Netflix, preparing for the eventual end of its DVD-by-mail rental service, introduced today the Netflix Player by Roku, a device that enables Netflix subscribers to instantly stream a growing library of movies and TV episodes from Netflix directly to the TV.
Priced at $99.99, the 5-inch by 5-inch player is available for purchase starting today at www.roku.com/netflixplayer. The player is simple to install, easy to use and gives Netflix members instant access to more than 10,000 movies and TV episodes.
The streaming service will be provided at no extra cost to most of Netflix's 8.2 million subscribers, but it has limited appeal so far because it doesn't include the latest movies and couldn't easily be watched on anything but a personal computer, per the ASSOCIATED PRESS.

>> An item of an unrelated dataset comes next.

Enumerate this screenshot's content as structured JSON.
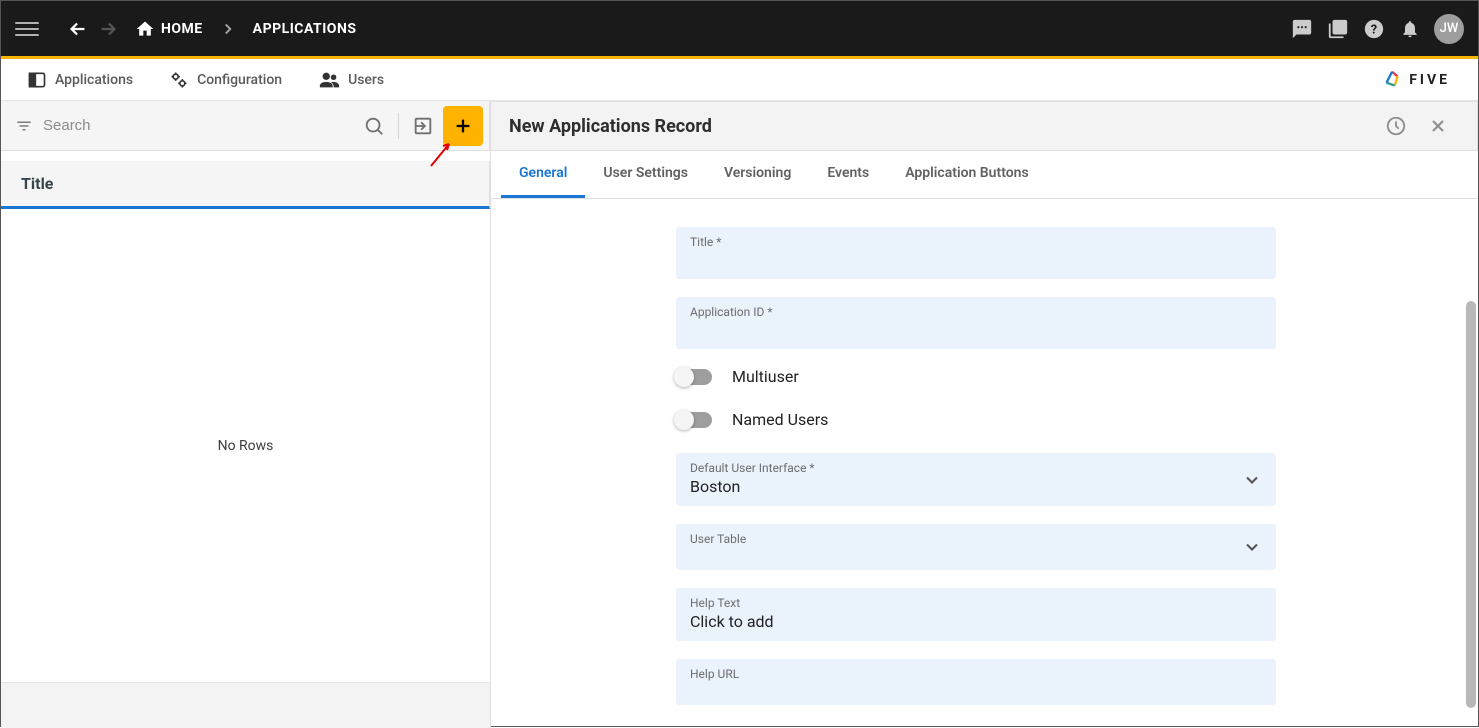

"We think this is something that offers a big value at a low cost," said Reed Hastings, Netflix's chief executive officer, to AP.
Similar Internet-to-TV devices from Apple and Vudu cost $229 to $295. The Netflix Player is one of the first of several devices that will pipe Netflix's streaming service to TV sets.
LG Electronics is expected to include the streaming capability in a Blu-ray DVD player it plans to debut later this year. And, without providing further details to the AP, Netflix has said two other major consumer electronics companies are working on set-top boxes for its streaming service.
Hastings is confident that the demand for DVD rentals will remain strong for a least a few more years, partly because major studios aren't ready to fully embrace digital distribution. However, the day will come when it will be easier for everyone to simply rent and buy movies in a few minutes over the Internet rather than waiting for them to be delivered by mail.
Hastings is preparing for that day by pouring more than $40 million into its streaming service, called "Watch Instantly," and is trying to encourage its subscribers to use it even though it doesn't generate more revenue. If anything, it diminishes the company's bottom line because the licensing fees are based on how frequently subscribers use it. And any customer who pays at least $8.99 a month for the DVD rental plan gets unlimited access to the streaming service.
Netflix has projected a 20 percent increase in profit this year, as much as $83 million, and lifting Netflix's market value 16 percent so far this year. Hastings eventually hopes to recoup some of this added expense by having to spend less money to attract and retain customers as more people enjoy the convenience of the streaming service. There are no plans to change the streaming service fee this year.
Netflix offers more than 100,000 movies and TV shows on DVD, about 10 times the streaming service's selection, a major shortcoming as nearly one-third of the rental requests on Netflix's DVD service are for new movie releases, according to Cowen and Co. analyst James Friedland.